The Pajaro River Federal Flood Control Project was built in 1949 by the United States Army Corps of Engineers (Corps) and is maintained jointly by
The Pajaro River Flood Risk Management Project (Project) is a multi-benefit project that will reduce flood risk to the City of Watsonville, the Town of Pajaro, and surrounding residential and agricultural land.
The existing and proposed levee project protects the economically disadvantaged City of Watsonville in Santa Cruz County and Town of Pajaro in Monterey County, where per capita income is less than half the state and national average. The Project also impacts some of the most productive farmland in the world; agriculture is a $750 million to $1 billion per year industry in the Pajaro Valley. The Watsonville-Salinas agricultural region produces twice as many strawberries as any other area in California, and California produces nearly 80% of the nation’s strawberries. Strawberries are California’s 4th highest-grossing agricultural commodity, producing $3.1 billion in annual revenue.

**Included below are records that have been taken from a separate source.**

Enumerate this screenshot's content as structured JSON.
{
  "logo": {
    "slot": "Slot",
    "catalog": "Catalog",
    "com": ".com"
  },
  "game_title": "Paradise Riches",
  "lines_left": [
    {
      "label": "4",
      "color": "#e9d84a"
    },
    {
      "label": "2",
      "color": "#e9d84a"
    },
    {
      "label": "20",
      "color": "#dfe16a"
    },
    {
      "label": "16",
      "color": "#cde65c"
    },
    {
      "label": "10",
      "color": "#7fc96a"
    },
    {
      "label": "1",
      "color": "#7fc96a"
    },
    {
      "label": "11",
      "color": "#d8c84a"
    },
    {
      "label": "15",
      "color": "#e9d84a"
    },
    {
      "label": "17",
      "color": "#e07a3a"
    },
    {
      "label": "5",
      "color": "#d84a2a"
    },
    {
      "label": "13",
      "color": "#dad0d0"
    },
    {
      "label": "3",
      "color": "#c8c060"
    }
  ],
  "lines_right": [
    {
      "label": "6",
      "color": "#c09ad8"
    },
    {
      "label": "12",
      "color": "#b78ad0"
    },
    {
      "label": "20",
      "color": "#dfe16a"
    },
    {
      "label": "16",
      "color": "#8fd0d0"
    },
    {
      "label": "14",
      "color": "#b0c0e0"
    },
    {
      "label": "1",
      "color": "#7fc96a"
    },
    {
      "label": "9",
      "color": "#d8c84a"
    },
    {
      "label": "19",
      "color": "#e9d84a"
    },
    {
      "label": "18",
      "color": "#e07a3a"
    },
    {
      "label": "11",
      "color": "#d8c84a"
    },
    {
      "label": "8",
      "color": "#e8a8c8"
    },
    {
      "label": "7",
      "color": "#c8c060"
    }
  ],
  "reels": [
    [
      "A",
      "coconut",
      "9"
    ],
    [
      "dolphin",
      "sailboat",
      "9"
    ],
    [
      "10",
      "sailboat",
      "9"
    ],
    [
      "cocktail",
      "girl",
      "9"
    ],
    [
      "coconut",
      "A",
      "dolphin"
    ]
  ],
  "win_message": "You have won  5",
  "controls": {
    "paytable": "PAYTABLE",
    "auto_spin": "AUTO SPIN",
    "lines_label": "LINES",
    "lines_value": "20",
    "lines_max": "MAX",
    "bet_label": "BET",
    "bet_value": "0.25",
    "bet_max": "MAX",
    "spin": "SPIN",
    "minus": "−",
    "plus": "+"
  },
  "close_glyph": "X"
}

The Project plans to construct over 10 miles of setback levee and re-establish over 110 acres of historical floodplain creating significant habitat enhancement and groundwater recharge opportunities. The Project seeks to strike a balance between public health and safety, protecting the environment, and supporting the local economy.
Since construction of the levee system in 1949, there have been several major floods on the Pajaro River and its tributaries, including overtopping events in 1955 and 1958. A 1963 report by the U.S. Army Corps of Engineers concluded that the levee system was “inadequate,” and Congress authorized reconstruction of the Pajaro River levee system in 1966 through Section 203 of the Flood Control Act of 1966 (Public Law 89-789, 80 Stat. 1421). The Army Corps and local community failed to come to an agreement on how to provide additional flood risk reduction in the late 1970s.
While the project languished in a protracted planning phase, additional major flooding occurred in 1995 and 1998 that resulted in significant inundation and damage caused by overtopping or breaching of the levees, including loss of life. Floods in 1995 caused more than $95 million in damage and two people lost their lives, with additional damage in 1997 and 1998 and displacement of hundreds of residents. Levels of flood protection along the Pajaro River system are among the lowest of any federal flood control project in California.
Recent (2016) Corps analysis shows the levees provide only 5-year protection along the Pajaro River and 7-year protection along two Pajaro tributaries. Poor levee strength further reduces this expected performance. Levees nearly broke again in the federally declared storm disasters of January-February 2017, and a 1600-foot-long seepage berm was needed to buttress the outboard levee flank when numerous observations of seepage and boils were made.
Despite the project’s long history, several key milestones have been reached in the past few years.